Many other embodiments of this invention might be imagined. The salient features are first that the one-way valve forbids the entry of air, which causes the bottle to collapse. Second, the walls of the bottle have varying thicknesses. This variation in thickness gives the designer complete control over how the bottle collapses. The specially designed collapse may be into whatever shape desired, and serve whatever purpose is desired. In the present embodiments the purpose desired is to keep the liquid firmly trapped near the nozzle, and/or to simultaneously achieve a shape capable of standing. Other embodiments of this invention might be imagined where different types of variation of wall thickness achieve other purposes besides these.

BRIEF DESCRIPTION OF DRAWINGS

FIG. 1 shows a section view of the embodiment employing a full tube similar to a toothpaste tube.

FIG. 2 shows a section view of the embodiment similar to a toothpaste tube mostly dispensed.

FIG. 3 shows a section view of the “standing upright” embodiment while it is full of liquid.

FIG. 4 shows a section view of the “standing upright” embodiment after the liquid has been squeezed out. The other squeezed out side walls are not shown for clarity.

FIG. 5 shows the top view of the “standing upright” embodiment while it is full of liquid.

FIG. 6 shows the top view of the “standing upright” embodiment after the liquid has been dispensed. The top surface of the bottle has not been shown for clarity.

DETAILED DESCRIPTION OF PREF. EMBODIMENTS

The invention is a container that has a nozzle (1) with a one-way valve (2). This nozzle allows liquid to be dispensed from the bottle but forbids the entry of air into the bottle (3).

The walls of the bottle (3) are of varying thickness. Walls that are thicker (4) are closer to the nozzle. Walls that are thinner (5) are more remote from the nozzle. Since no air can enter the bottle, it will collapse when liquid is dispensed (see FIGS. 2, 4, and 6). The area more remote from the nozzle (6) will collapse first because the walls of that area are thinner (5). The area nearer the nozzle (7) will collapse last because the walls of that area are thicker (4).

FIGS. 3, 4, 5, and 6 show an embodiment that is capable of standing upright throughout the life of the bottle. This embodiment has a top cap (10) wherein the nozzle is set. This embodiment also incorporates the nozzle (1), one-way valve (2), thin walls remote from the nozzle (5), and thick walls near the nozzle (4). This embodiment also employs a thick base (8). The central area (9) of this bottle collapses, but the base does not collapse. The collapsed sides (11) of the bottle also press together to form a wall-like structure that helps the bottle to stand.

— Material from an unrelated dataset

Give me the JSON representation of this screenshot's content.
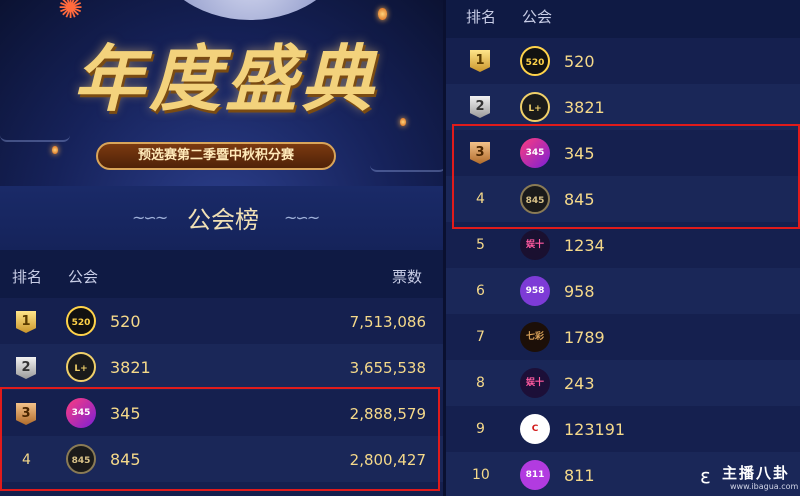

These facts allow the bottle to always be set down in an upright position throughout the life of the bottle.

The present invention is not limited to the described embodiments but can be modified in many different ways without departing from the scope of the appended claims.